Destination 60,000


1h 6m 1957

Film Details

Also Known As
Jet
Release Date
Jun 16, 1957
Premiere Information
not available
Production Company
Gross-Krasne, Inc.
Distribution Company
Allied Artists Pictures Corp.
Country
United States

Technical Specs

Duration
1h 6m

Synopsis

After Ed Buckley, head of the Buckley Aircraft Corp., shows his former wartime flying companion, Jeff Connors, a model of a new jet aircraft, "The Dream," which he has designed and built, Jeff asks to be the one to test it. Ed is pleased to hire him, as Jeff saved his life during the war and is a longtime friend of his wife Ruth, and godfather to their son "Skip." Jeff undergoes a physical examination and begins a course conducted by pilot Mickey Hill to refamiliarize him with jets. When there is a need to test a new fuel mixture at an altitude of sixty thousand feet, Mickey volunteers to fly the test. However, because Mickey's wife Grace is pregnant, Ed is reluctant to assign him and gives the job to Jeff, who will cut the rockets off for ten seconds, then attempt to reignite them. The test begins when "The Dream" is released from underneath a B-29 and soars to the required altitude. As instructed, Jeff switches off the rockets, counts to ten, then switches on the ignition, but nothing happens. Ed, on the ground, radioes him to eject but Jeff thinks he can make it back to the field. However, the plane explodes and Jeff is forcibly ejected, but lands safely after the automatic parachute deploys. Later, Ed asks Jeff if he remembers trying the ignition switch a second time and fears that an accumulation of gases during the switch-off may have caused the explosion. As Jeff blacked out after failing to obey Ed's order, he cannot remember if he tried to reignite a second time. Ed places Jeff on a thirty-day suspension, but Jeff quits. Over the next several weeks, Ed and his partner, Dan Maddox, build another prototype that Mickey is assigned to test at high altitude. Mickey follows the same procedure and again the rockets fail to reignite and he blacks out as the plane hurtles to earth. Fortunately, Mickey's arm hits the seat ejector switch and he ejects at a thousand feet above the ground, but is badly injured when he lands. Jeff returns to visit Mickey in the hospital, and their conversation makes it clear to Grace that Mickey will recover. Jeff then apologizes to Ed, begins the thirty-day suspension and resumes a romance with Mary Ellen, Ed's secretary. From the wreckage of Mickey's plane, Dan has discovered that the ignition switch failed after the ten-second count and, despite the fact that their bankers are becoming worried about the stability of the company, he and Ed build yet another prototype. Ed decides to test a theory that a power dive before reignition might help, even though the dive will add considerable danger to the procedure. After Grace gives birth to a boy, Mickey returns and wants to fly the test, but his doctor advises Ed that Mickey should never fly again. Meanwhile, Jeff and Mary Ellen become engaged. Later, after Ed decides that he will fly the plane himself, Jeff reminds him of his obligations to wife and son, but Ed is adamant. Jeff finally agrees but insists on following Ed in another plane. The test begins as a B-29 again drops "The Dream" and Ed climbs from forty to sixty thousand feet, where he switches off the rockets, goes into a dive, counts to ten and successfully reignites. However, Ed then blacks out and Jeff radioes a May Day call, alerting him, as in their wartime days, with the words "Bandits at two o'clock." Ed revives and pulls out of the dive. The test is a success and after both Ed and and Jeff land safely, they return to Ruth and Mary Ellen.

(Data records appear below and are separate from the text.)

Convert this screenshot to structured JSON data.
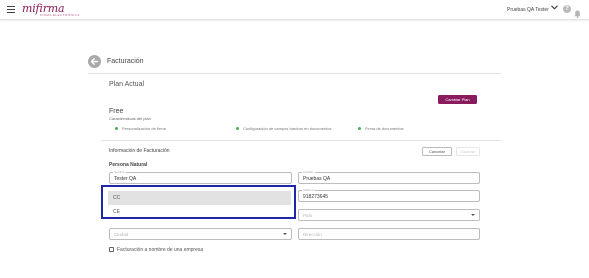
{
  "header": {
    "logo_text": "mifirma",
    "logo_tagline": "FIRMA ELECTRÓNICA",
    "user_name": "Pruebas QA Tester",
    "help_symbol": "?"
  },
  "page": {
    "title": "Facturación"
  },
  "plan": {
    "heading": "Plan Actual",
    "change_button": "Cambiar Plan",
    "name": "Free",
    "features_title": "Características del plan",
    "features": [
      "Personalización de firma",
      "Configuración de campos básicos en documentos",
      "Firma de documentos"
    ],
    "feature_dot_color": "#4caf50"
  },
  "billing": {
    "heading": "Información de Facturación",
    "cancel_button": "Cancelar",
    "save_button": "Guardar",
    "person_type": "Persona Natural",
    "first_name": {
      "label": "Nombre",
      "value": "Tester QA"
    },
    "last_name": {
      "label": "Apellido",
      "value": "Pruebas QA"
    },
    "phone": {
      "label": "Teléfono",
      "value": "918273645"
    },
    "doc_type_options": [
      "CC",
      "CE"
    ],
    "doc_type_selected": "CC",
    "country": {
      "placeholder": "País"
    },
    "city": {
      "placeholder": "Ciudad"
    },
    "address": {
      "placeholder": "Dirección"
    },
    "company_checkbox_label": "Facturación a nombre de una empresa",
    "company_checkbox_checked": false
  },
  "colors": {
    "brand": "#8a1b5c",
    "dropdown_highlight": "#1f27a8"
  }
}
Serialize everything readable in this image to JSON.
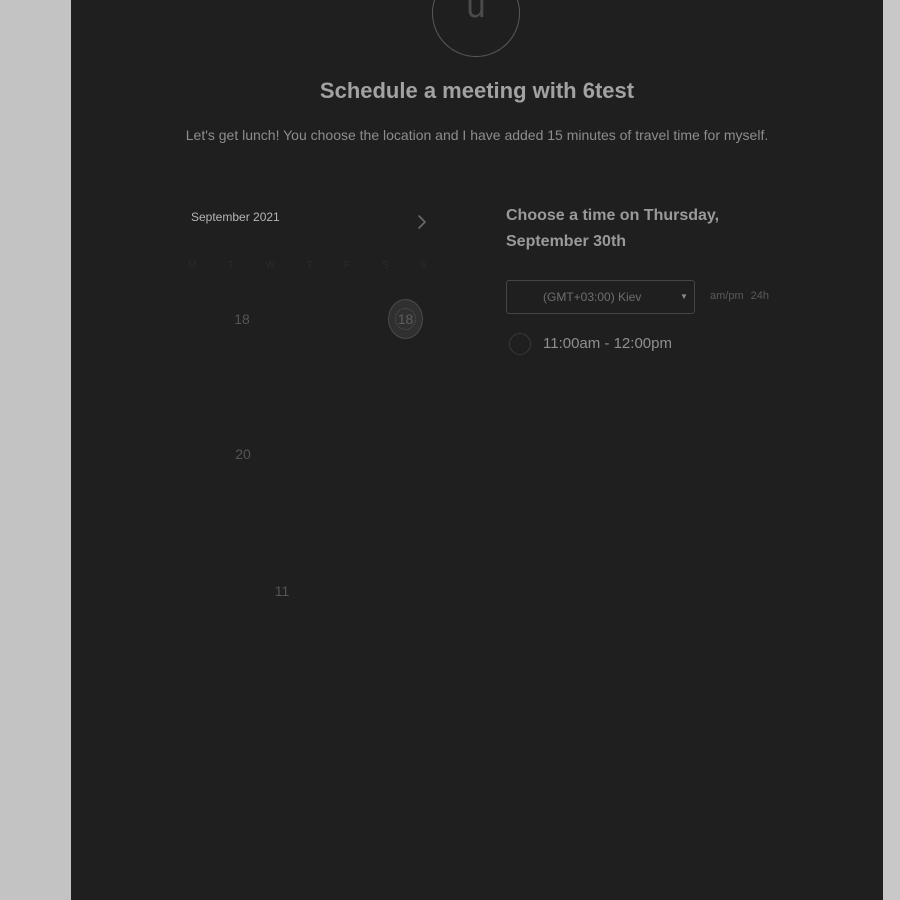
{
  "header": {
    "avatar_letter": "u",
    "title": "Schedule a meeting with 6test",
    "subtitle": "Let's get lunch! You choose the location and I have added 15 minutes of travel time for myself."
  },
  "calendar": {
    "month_label": "September 2021",
    "next_icon": "chevron-right-icon",
    "weekdays": [
      "M",
      "T",
      "W",
      "T",
      "F",
      "S",
      "S"
    ],
    "visible_numbers": {
      "n1": "18",
      "n2": "20",
      "n3": "11"
    },
    "selected_day": "18"
  },
  "times": {
    "heading": "Choose a time on Thursday, September 30th",
    "timezone_value": "(GMT+03:00) Kiev",
    "format_ampm": "am/pm",
    "format_24h": "24h",
    "slots": [
      {
        "label": "11:00am - 12:00pm"
      }
    ]
  },
  "colors": {
    "background_panel": "#1f1f1f",
    "background_outside": "#c3c3c3",
    "text_primary": "#a2a2a2"
  }
}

Film Details

Also Known As
Jet
Release Date
Jun 16, 1957
Premiere Information
not available
Production Company
Gross-Krasne, Inc.
Distribution Company
Allied Artists Pictures Corp.
Country
United States

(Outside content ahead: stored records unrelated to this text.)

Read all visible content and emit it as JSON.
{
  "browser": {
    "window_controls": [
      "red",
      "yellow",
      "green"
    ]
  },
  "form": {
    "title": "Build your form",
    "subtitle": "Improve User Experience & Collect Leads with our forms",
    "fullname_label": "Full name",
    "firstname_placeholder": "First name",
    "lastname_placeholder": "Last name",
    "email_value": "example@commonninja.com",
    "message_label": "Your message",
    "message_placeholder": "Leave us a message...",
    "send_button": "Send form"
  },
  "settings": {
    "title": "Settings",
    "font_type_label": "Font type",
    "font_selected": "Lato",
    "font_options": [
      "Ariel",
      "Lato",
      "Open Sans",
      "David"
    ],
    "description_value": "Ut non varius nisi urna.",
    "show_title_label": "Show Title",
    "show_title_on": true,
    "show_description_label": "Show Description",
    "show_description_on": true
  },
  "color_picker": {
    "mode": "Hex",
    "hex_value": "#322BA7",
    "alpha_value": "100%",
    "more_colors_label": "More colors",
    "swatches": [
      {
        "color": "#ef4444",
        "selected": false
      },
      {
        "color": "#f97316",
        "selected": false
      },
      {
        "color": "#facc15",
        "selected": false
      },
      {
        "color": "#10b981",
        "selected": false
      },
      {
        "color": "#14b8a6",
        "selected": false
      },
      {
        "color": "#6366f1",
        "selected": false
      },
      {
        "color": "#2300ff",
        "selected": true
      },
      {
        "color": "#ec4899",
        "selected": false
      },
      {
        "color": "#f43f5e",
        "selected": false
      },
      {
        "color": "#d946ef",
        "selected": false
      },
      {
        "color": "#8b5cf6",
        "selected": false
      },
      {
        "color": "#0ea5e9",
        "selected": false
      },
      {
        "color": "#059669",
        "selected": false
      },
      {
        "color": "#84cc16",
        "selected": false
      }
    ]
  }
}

Technical Specs

Duration
1h 6m

Quotes

Trivia

Notes

The film's working title was Jet. An opening title card states: "Our sincere thanks to Douglas Aircraft Company, the personnel, technicians and test pilots. Without them this picture could not have been made." George Waggner's credit appears onscreen as "Written and Directed by george waGGner." A August 17, 1956 Hollywood Reporter production chart includes James Anderson and Howard Culver in the cast and a August 24, 1956 Hollywood Reporter news item adds Barbara Stuart and Barry Brooks, although their appearance in the released picture has not been confirmed. A August 21, 1956 Hollywood Reporter news item reported that actor Russ Thorson had replaced Roy Roberts.